During the Hackathon, Agata and her colleagues observed the students to ascertain levels of knowledge and areas of expertise that may potentially serve them well in a role at Morgan Stanley. Impressed by those who attended on the day, Agata said:
“Imperial College Business School students were knowledgeable, especially on the finance side. They were very familiar with the financial terminology and concepts, which helped whilst explaining the rules of the Systematic Trading game. They were also very keen on learning Python, and they managed to come up with some interesting implementations on the day.
Matthew came up with a really good solution to solve the problem and had a good handle on the tools that we use at Morgan Stanley (git, PyCharms). Our business representatives were watching the students whilst they were working on their codes, so they were able to see his talent at programming! During the networking, he was very engaged, asked many questions about Morgan Stanley as well as the role. He came across as very authentic and genuinely interested in what we do on the quant finance side."
Recruitment and the impact of COVID-19
Following the outbreak of COVID-19 in the UK, face-to-face events are only just beginning to become possible again, and many businesses have had to adapt their recruitment processes to remain agile in this uncertain environment. For Morgan Stanley, this has meant a move to virtual spaces. Agata said:
“Our recruitment process has been fully transformed to fit into a virtual setting which was initially a new challenge for all of us. This has worked out very successfully so far and allows us to continue recruitment as normal.”

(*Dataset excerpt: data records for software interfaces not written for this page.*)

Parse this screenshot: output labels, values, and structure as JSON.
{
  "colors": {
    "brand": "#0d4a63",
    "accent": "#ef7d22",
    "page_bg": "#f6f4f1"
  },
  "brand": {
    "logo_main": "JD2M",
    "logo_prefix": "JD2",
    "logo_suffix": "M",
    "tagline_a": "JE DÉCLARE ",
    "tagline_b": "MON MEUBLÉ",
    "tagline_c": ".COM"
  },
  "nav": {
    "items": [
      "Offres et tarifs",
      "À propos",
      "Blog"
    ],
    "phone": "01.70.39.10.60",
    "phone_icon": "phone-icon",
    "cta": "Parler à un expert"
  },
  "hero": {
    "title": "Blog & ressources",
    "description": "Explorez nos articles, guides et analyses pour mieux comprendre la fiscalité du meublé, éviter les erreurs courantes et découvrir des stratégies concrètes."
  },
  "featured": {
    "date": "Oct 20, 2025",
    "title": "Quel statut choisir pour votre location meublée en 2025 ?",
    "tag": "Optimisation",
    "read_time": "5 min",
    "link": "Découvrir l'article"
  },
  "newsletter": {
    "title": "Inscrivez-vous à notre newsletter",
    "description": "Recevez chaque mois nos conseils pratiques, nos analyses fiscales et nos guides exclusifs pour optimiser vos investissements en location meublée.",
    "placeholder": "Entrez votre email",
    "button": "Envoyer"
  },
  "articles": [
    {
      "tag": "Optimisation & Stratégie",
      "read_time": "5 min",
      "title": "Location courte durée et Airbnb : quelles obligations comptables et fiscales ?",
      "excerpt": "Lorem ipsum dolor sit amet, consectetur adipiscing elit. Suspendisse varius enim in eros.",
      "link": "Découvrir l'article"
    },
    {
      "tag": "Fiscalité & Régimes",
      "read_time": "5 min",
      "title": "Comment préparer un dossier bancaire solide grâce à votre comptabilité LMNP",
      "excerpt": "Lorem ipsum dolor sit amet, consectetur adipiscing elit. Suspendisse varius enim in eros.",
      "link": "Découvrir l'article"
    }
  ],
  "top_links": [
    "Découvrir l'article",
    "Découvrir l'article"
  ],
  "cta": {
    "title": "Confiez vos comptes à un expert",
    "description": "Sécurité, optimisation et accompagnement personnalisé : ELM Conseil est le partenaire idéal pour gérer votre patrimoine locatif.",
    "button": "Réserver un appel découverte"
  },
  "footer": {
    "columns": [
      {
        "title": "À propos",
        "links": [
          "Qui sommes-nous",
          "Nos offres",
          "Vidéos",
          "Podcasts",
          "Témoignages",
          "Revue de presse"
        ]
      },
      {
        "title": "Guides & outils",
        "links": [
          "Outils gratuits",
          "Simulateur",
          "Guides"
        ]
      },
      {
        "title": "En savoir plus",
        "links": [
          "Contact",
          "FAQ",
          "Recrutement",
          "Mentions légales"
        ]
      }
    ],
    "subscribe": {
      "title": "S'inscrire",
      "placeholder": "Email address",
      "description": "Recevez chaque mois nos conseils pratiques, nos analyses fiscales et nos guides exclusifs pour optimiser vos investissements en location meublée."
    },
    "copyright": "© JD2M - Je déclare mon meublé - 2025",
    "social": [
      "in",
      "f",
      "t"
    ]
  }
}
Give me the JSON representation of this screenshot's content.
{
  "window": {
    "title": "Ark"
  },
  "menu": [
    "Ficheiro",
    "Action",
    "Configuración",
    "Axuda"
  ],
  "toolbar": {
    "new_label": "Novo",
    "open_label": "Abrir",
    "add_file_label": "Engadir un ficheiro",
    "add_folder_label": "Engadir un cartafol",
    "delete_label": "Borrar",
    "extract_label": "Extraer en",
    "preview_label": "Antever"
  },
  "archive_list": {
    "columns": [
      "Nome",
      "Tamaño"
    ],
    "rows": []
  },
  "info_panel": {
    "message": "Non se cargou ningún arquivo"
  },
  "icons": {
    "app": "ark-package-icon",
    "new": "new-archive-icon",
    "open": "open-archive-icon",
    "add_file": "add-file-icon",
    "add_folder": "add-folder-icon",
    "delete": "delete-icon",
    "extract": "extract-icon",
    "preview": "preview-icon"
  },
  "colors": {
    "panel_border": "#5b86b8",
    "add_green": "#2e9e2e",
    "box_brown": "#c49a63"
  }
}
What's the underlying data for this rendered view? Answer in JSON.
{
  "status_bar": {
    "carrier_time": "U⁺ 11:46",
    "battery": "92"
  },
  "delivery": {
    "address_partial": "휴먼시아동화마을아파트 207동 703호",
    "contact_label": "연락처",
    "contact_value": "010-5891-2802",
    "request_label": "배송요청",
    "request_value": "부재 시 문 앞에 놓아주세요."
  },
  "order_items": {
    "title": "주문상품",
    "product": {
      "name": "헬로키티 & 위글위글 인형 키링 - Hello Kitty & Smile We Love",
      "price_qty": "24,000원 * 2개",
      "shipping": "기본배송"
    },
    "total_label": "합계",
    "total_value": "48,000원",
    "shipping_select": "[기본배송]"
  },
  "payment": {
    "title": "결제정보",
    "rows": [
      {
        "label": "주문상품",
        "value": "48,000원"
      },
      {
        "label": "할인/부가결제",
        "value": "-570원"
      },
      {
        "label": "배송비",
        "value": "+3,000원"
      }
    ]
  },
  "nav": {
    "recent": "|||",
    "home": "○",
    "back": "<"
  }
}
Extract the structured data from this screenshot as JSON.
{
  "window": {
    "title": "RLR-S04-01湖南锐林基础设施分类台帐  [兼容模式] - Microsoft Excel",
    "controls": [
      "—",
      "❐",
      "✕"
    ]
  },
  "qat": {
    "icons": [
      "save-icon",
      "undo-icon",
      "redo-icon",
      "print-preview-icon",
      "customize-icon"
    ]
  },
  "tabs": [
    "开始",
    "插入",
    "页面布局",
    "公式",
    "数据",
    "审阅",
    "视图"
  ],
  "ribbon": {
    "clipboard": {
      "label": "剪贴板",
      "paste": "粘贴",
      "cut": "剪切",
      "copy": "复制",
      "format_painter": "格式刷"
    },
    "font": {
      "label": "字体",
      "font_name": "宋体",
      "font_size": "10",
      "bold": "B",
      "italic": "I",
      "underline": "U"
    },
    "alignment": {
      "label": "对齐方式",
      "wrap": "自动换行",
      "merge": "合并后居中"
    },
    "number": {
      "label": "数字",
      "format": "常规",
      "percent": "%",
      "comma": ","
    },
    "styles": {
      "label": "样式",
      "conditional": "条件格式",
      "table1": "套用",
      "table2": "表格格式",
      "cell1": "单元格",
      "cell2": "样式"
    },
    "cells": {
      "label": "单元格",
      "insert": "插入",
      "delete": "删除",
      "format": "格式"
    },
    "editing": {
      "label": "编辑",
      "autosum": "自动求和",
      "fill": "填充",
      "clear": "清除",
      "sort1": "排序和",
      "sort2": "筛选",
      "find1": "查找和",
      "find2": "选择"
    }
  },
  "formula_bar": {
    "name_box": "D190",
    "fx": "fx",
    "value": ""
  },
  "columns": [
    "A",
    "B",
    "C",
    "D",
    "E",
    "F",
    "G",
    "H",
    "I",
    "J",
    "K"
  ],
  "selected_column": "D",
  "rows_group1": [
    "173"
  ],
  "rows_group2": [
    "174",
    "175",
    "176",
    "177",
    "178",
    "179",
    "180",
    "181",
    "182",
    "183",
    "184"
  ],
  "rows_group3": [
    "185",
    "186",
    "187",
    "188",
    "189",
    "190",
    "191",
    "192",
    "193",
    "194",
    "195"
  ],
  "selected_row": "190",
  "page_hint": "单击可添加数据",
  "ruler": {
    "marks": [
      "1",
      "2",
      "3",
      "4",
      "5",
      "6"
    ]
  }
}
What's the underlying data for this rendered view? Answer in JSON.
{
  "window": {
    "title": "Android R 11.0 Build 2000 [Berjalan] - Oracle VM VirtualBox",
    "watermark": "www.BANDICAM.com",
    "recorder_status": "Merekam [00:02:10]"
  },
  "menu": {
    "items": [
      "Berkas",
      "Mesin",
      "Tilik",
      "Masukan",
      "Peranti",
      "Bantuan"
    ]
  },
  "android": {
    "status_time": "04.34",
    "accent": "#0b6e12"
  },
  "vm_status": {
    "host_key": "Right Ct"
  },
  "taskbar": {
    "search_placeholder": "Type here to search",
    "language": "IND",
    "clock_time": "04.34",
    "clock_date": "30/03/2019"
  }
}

Whether physical or virtual, there is a wealth of resources available to students of Imperial, including our world-class Careers service, student-run initiatives such as the Student Investment Fund, and opportunities to engage with alumni forming an integral part of the experience. These connections are also highly valued by employers such as Morgan Stanley, as Agata mentions:
“My advice to all students would be to try and engage with as many people as you can. Find a mentor who will be able to guide you and share some best practises. Even senior members of Morgan Stanley had to apply for their first job at some point in their lives, so any insights from business representatives are vital, and I’m sure students will find them exceptionally useful when preparing for the interview process.”
To find out more about the Student Investment Fund and how students like Matthew are contributing to its success, visit their webpage.
You can also learn more about our programme, including the programme content and entry requirements, by visiting the MSc Financial Technology page.